June 19, 2015 | Tracy Loew
What's the difference between natural, organic and non-GMO? What kind of oversight or regulations are behind these different claims?
Food labels can be confusing, so Pringle Creek Community is hosting a free presentation to help consumers make informed choices.
Chris Schreiner, executive director of Oregon Tilth, will help participants understand what the information on food labels means, as well as how food-purchasing decisions affect the local food economy.
Corvallis-based Oregon Tilth is the nation's third-largest organic certifier, serving about 1,450 growers and processors.
"Farmers will grow what people want to eat," said Kerry Fox, outreach coordinator for ...
June 8, 2015 | By Tracy Loew
A recent string of strong earthquakes off the Oregon Coast serves as a reminder that 'The Big One' is on the horizon.
To help residents be ready, Pringle Creek Community is hosting a free disaster preparedness presentation. The event also will address emergencies such as flooding, drought or a train derailment.
"Disaster is survivable. The key is being prepared," said Kerry Fox, outreach coordinator for the 32-acre community, which focuses on nature and the environment.
The presentation, which is open to the public, will take place from 6 to 8 p.m. June 16 at Pringle ...
May 24, 2015 | Kaellen Hessel
Stepping out onto the village green at Pringle Creek Community on Sunday afternoon was like taking a step back into yesteryear.
There was a sense of relaxed enjoyment on the field as laughter tinkled through the air while people played croquet.
They took turns trying to hit their balls through the course of metal wickets, which proved surprisingly challenging due to the length of the grass. They'd wack the ball with their mallets only to see it plop back down a few inches away. They laughed often and encouraged one another.
"This takes me back to ...
March 25, 2015 | Laura Fosmire
Pringle Creek's latest LEED-certified home is on the market and nearly move-in ready.
The Statesman Journal previously reported on the house, the first new construction in the Pringle Creek community since 2012, while it was still under construction in January.

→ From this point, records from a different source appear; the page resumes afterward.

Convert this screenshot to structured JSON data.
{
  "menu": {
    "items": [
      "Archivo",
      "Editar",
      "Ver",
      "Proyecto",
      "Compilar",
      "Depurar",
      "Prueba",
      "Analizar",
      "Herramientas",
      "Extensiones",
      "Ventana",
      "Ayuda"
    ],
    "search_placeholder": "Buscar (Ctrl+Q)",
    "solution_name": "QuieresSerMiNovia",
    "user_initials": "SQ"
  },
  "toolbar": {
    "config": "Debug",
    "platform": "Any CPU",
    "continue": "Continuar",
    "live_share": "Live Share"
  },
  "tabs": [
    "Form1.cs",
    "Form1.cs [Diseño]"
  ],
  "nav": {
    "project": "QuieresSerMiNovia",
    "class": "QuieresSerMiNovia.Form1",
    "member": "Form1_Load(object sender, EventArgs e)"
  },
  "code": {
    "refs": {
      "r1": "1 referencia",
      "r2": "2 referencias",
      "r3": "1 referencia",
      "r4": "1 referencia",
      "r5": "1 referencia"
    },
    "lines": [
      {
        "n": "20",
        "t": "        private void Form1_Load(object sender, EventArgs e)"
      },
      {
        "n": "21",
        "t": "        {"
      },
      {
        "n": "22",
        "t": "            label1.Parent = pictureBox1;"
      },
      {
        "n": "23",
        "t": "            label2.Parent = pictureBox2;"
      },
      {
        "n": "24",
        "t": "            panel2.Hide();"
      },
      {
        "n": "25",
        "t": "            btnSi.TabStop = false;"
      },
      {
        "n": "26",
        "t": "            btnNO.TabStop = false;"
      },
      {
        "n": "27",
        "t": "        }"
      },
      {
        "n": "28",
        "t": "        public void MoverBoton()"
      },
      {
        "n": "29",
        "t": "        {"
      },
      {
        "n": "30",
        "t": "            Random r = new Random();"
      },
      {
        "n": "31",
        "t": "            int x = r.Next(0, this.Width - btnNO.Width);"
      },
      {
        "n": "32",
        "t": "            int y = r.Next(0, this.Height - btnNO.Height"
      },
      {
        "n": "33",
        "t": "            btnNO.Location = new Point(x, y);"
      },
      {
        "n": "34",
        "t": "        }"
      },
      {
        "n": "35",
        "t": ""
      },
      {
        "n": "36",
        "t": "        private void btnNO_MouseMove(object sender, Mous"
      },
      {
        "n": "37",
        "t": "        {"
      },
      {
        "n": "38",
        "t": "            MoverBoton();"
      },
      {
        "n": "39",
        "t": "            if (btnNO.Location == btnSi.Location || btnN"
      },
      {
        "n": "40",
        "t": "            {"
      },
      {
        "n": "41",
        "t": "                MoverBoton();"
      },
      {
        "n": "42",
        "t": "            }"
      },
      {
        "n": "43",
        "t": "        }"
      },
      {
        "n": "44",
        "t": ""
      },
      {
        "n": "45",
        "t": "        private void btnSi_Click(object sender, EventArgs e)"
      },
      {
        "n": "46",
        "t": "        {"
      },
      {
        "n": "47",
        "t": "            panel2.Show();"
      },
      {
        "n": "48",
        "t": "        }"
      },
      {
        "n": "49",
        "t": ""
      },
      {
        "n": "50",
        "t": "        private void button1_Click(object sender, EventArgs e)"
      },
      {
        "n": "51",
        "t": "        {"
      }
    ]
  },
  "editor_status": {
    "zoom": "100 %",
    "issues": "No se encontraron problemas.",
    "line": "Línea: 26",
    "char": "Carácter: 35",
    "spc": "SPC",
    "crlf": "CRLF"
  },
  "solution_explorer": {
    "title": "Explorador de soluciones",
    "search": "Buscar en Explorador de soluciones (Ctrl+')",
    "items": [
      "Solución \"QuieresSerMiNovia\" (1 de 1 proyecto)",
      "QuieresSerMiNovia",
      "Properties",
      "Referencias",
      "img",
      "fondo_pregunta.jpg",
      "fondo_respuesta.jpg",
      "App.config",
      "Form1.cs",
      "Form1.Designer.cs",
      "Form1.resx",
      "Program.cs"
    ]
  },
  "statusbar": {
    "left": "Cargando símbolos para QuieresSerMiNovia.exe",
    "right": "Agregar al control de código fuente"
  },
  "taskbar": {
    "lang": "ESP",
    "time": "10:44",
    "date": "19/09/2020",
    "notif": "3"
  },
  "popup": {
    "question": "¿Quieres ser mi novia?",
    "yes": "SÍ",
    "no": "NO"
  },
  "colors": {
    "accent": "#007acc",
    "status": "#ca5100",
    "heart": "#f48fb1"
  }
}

Now, the skeleton construction has been fleshed out with bamboo floors, recycled carpet, nickel finishes and energy-efficient appliances. The builders are ready to welcome the public inside to tour the place and attract the attention of any potential buyers.
"It's still on the market, but now it's like, OK, we're ready to sell," said Shan Stassens, ...
March 19, 2015 | Tracy Loew
Weed-eating goats have arrived at Pringle Creek Community.
About three dozen of the animals will live on the southeast Salem property this week, chowing down on Japanese knotweed and Himalayan blackberry.
It's an environmentally safe way to clear invasive weeds along Pringle Creek, which runs through the community.
It's also likely the first time goat clearing has been used since the Salem City Council approved it in December.
On Monday, Rachel McCollum, of Yoder Goat Rentals, set up solar-powered electric fences to contain the goats. Tuesday afternoon, the goats were settling into their new, temporary home.
Later this ...